**REQUIRED ACTION:**
Check each line of the material for the string "data", and copy the lines that have it.

**PROVIDED MATERIAL:**
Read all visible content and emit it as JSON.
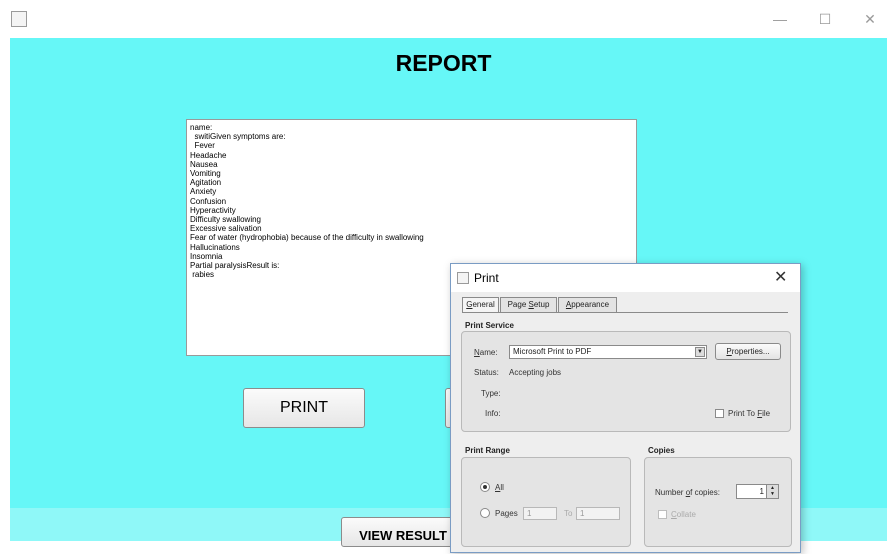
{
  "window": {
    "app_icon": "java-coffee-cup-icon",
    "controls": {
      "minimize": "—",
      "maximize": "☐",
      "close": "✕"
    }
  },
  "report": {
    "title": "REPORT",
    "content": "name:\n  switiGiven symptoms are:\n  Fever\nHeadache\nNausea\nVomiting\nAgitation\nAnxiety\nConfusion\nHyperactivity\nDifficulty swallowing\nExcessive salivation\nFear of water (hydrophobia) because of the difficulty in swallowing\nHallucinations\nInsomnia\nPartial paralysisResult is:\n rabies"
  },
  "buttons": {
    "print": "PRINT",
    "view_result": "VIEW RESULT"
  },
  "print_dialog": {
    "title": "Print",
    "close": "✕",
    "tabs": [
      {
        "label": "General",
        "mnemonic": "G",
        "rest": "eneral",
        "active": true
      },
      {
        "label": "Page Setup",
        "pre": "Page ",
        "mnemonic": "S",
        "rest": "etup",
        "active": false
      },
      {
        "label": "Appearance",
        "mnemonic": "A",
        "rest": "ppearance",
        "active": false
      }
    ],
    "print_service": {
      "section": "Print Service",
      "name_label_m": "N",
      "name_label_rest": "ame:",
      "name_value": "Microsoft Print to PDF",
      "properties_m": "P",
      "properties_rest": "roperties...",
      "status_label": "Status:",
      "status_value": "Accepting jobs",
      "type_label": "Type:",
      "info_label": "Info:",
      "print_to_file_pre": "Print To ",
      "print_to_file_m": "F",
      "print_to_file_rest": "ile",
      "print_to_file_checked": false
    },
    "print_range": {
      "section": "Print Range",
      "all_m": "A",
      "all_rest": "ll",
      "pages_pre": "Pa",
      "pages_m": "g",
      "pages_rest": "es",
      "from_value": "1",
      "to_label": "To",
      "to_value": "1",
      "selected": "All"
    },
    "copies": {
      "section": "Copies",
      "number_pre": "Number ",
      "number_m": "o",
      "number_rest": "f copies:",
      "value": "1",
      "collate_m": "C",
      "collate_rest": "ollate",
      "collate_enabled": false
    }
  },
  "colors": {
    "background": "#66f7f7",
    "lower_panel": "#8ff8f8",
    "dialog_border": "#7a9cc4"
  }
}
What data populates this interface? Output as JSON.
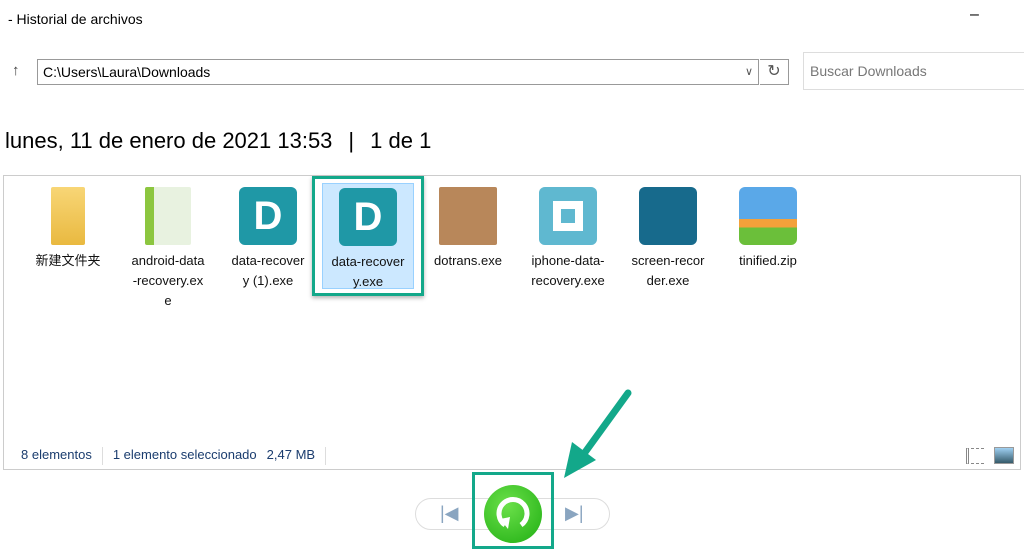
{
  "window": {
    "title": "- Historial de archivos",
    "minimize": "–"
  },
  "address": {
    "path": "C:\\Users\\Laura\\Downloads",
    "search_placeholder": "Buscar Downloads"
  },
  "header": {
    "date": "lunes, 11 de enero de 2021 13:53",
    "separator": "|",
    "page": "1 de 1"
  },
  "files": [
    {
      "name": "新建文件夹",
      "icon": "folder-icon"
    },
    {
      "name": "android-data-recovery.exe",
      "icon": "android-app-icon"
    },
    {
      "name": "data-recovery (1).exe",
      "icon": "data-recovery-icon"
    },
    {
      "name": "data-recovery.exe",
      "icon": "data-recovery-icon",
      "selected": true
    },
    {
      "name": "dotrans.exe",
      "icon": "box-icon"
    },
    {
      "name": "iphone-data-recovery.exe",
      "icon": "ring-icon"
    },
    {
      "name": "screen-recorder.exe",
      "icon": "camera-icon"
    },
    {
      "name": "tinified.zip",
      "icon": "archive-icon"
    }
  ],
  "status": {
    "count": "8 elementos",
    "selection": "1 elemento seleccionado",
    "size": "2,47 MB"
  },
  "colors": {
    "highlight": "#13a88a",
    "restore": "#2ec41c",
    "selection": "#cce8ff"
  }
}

**RESPONSE:**
What data populates this interface? Output as JSON.
      "name": "android-data-recovery.exe",
      "name": "data-recovery (1).exe",
      "icon": "data-recovery-icon"
      "name": "data-recovery.exe",
      "icon": "data-recovery-icon",
      "name": "iphone-data-recovery.exe",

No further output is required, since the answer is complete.